# Assignment:
Write out the data once more, exactly as it reads.

(Website and app data records)
========================================================================

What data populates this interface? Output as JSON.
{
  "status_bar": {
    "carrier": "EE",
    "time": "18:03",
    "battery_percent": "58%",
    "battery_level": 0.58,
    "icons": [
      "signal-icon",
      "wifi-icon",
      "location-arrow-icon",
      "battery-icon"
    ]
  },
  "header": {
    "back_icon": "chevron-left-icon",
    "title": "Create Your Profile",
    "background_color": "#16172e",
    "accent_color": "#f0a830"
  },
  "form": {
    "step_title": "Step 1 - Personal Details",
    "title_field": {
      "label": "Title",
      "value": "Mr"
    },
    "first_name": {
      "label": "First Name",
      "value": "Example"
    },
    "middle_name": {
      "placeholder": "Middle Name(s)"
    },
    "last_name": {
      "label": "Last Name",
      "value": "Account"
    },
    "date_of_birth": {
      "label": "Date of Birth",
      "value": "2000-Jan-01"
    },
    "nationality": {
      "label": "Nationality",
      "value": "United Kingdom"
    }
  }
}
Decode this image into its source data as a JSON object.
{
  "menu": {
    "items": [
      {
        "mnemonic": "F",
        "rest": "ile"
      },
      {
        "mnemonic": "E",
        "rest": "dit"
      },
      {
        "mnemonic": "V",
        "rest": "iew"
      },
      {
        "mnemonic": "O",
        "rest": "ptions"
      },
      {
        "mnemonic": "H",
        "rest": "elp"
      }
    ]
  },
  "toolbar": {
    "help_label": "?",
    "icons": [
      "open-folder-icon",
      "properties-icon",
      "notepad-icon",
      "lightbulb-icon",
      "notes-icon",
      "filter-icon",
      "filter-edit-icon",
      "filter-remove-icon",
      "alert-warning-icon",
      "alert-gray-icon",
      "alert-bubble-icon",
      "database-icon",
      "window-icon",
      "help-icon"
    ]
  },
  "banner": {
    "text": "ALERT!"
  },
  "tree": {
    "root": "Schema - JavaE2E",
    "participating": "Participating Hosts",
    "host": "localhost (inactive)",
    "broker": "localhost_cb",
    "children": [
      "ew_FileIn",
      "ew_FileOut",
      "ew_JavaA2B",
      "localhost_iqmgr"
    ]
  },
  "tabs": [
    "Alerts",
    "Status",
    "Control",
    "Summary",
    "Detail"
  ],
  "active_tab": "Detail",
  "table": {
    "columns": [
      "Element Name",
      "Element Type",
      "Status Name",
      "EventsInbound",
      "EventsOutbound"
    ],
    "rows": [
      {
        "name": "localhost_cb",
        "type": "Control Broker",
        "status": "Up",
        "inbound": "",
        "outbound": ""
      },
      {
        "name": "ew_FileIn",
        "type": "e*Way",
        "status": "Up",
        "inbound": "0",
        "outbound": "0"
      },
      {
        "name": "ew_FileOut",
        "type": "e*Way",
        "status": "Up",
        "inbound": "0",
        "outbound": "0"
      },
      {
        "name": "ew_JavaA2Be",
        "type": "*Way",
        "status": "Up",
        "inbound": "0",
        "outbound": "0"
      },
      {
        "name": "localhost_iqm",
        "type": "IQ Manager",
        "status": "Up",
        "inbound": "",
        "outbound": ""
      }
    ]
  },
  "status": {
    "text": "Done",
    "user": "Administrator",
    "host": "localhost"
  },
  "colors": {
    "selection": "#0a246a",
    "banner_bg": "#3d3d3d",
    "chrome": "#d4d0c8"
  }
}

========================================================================

# Task response:
What data populates this interface? Output as JSON.
{
  "status_bar": {
    "carrier": "EE",
    "time": "18:03",
    "battery_percent": "58%",
    "battery_level": 0.58,
    "icons": [
      "signal-icon",
      "wifi-icon",
      "location-arrow-icon",
      "battery-icon"
    ]
  },
  "header": {
    "back_icon": "chevron-left-icon",
    "title": "Create Your Profile",
    "background_color": "#16172e",
    "accent_color": "#f0a830"
  },
  "form": {
    "step_title": "Step 1 - Personal Details",
    "title_field": {
      "label": "Title",
      "value": "Mr"
    },
    "first_name": {
      "label": "First Name",
      "value": "Example"
    },
    "middle_name": {
      "placeholder": "Middle Name(s)"
    },
    "last_name": {
      "label": "Last Name",
      "value": "Account"
    },
    "date_of_birth": {
      "label": "Date of Birth",
      "value": "2000-Jan-01"
    },
    "nationality": {
      "label": "Nationality",
      "value": "United Kingdom"
    }
  }
}
Decode this image into its source data as a JSON object.
{
  "menu": {
    "items": [
      {
        "mnemonic": "F",
        "rest": "ile"
      },
      {
        "mnemonic": "E",
        "rest": "dit"
      },
      {
        "mnemonic": "V",
        "rest": "iew"
      },
      {
        "mnemonic": "O",
        "rest": "ptions"
      },
      {
        "mnemonic": "H",
        "rest": "elp"
      }
    ]
  },
  "toolbar": {
    "help_label": "?",
    "icons": [
      "open-folder-icon",
      "properties-icon",
      "notepad-icon",
      "lightbulb-icon",
      "notes-icon",
      "filter-icon",
      "filter-edit-icon",
      "filter-remove-icon",
      "alert-warning-icon",
      "alert-gray-icon",
      "alert-bubble-icon",
      "database-icon",
      "window-icon",
      "help-icon"
    ]
  },
  "banner": {
    "text": "ALERT!"
  },
  "tree": {
    "root": "Schema - JavaE2E",
    "participating": "Participating Hosts",
    "host": "localhost (inactive)",
    "broker": "localhost_cb",
    "children": [
      "ew_FileIn",
      "ew_FileOut",
      "ew_JavaA2B",
      "localhost_iqmgr"
    ]
  },
  "tabs": [
    "Alerts",
    "Status",
    "Control",
    "Summary",
    "Detail"
  ],
  "active_tab": "Detail",
  "table": {
    "columns": [
      "Element Name",
      "Element Type",
      "Status Name",
      "EventsInbound",
      "EventsOutbound"
    ],
    "rows": [
      {
        "name": "localhost_cb",
        "type": "Control Broker",
        "status": "Up",
        "inbound": "",
        "outbound": ""
      },
      {
        "name": "ew_FileIn",
        "type": "e*Way",
        "status": "Up",
        "inbound": "0",
        "outbound": "0"
      },
      {
        "name": "ew_FileOut",
        "type": "e*Way",
        "status": "Up",
        "inbound": "0",
        "outbound": "0"
      },
      {
        "name": "ew_JavaA2Be",
        "type": "*Way",
        "status": "Up",
        "inbound": "0",
        "outbound": "0"
      },
      {
        "name": "localhost_iqm",
        "type": "IQ Manager",
        "status": "Up",
        "inbound": "",
        "outbound": ""
      }
    ]
  },
  "status": {
    "text": "Done",
    "user": "Administrator",
    "host": "localhost"
  },
  "colors": {
    "selection": "#0a246a",
    "banner_bg": "#3d3d3d",
    "chrome": "#d4d0c8"
  }
}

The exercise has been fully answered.